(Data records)
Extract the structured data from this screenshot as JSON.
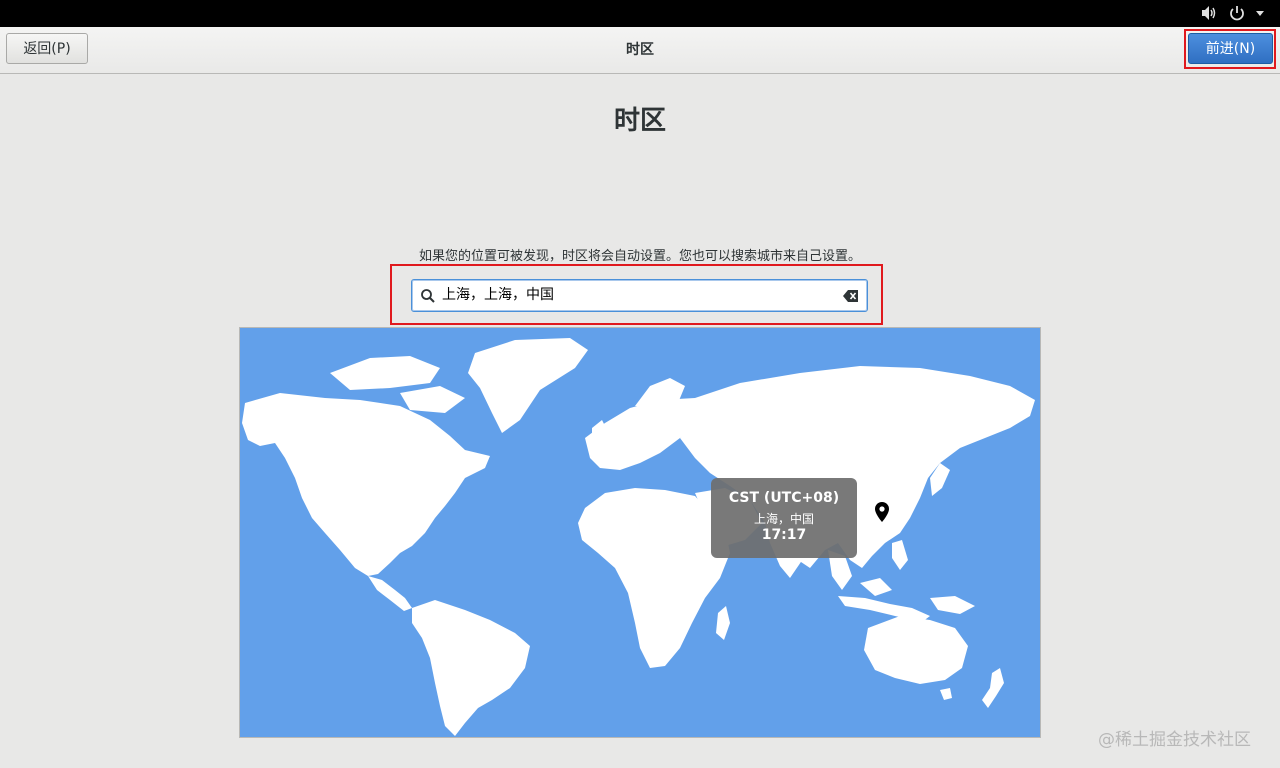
{
  "system_tray": {
    "volume_icon": "speaker-icon",
    "power_icon": "power-icon",
    "menu_icon": "caret-down-icon"
  },
  "header": {
    "back_label": "返回(P)",
    "title": "时区",
    "next_label": "前进(N)"
  },
  "page": {
    "title": "时区",
    "hint": "如果您的位置可被发现，时区将会自动设置。您也可以搜索城市来自己设置。"
  },
  "search": {
    "value": "上海，上海，中国",
    "search_icon": "search-icon",
    "clear_icon": "clear-icon"
  },
  "timezone_popup": {
    "abbr": "CST (UTC+08)",
    "city": "上海，中国",
    "time": "17:17"
  },
  "watermark": "@稀土掘金技术社区",
  "colors": {
    "ocean": "#62a0ea",
    "land": "#ffffff",
    "accent": "#3584e4",
    "highlight": "#e0191e"
  }
}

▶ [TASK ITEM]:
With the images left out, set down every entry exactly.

▶ [SOLVED EXERCISE]:
Extract the structured data from this screenshot as JSON.
{
  "system_tray": {
    "volume_icon": "speaker-icon",
    "power_icon": "power-icon",
    "menu_icon": "caret-down-icon"
  },
  "header": {
    "back_label": "返回(P)",
    "title": "时区",
    "next_label": "前进(N)"
  },
  "page": {
    "title": "时区",
    "hint": "如果您的位置可被发现，时区将会自动设置。您也可以搜索城市来自己设置。"
  },
  "search": {
    "value": "上海，上海，中国",
    "search_icon": "search-icon",
    "clear_icon": "clear-icon"
  },
  "timezone_popup": {
    "abbr": "CST (UTC+08)",
    "city": "上海，中国",
    "time": "17:17"
  },
  "watermark": "@稀土掘金技术社区",
  "colors": {
    "ocean": "#62a0ea",
    "land": "#ffffff",
    "accent": "#3584e4",
    "highlight": "#e0191e"
  }
}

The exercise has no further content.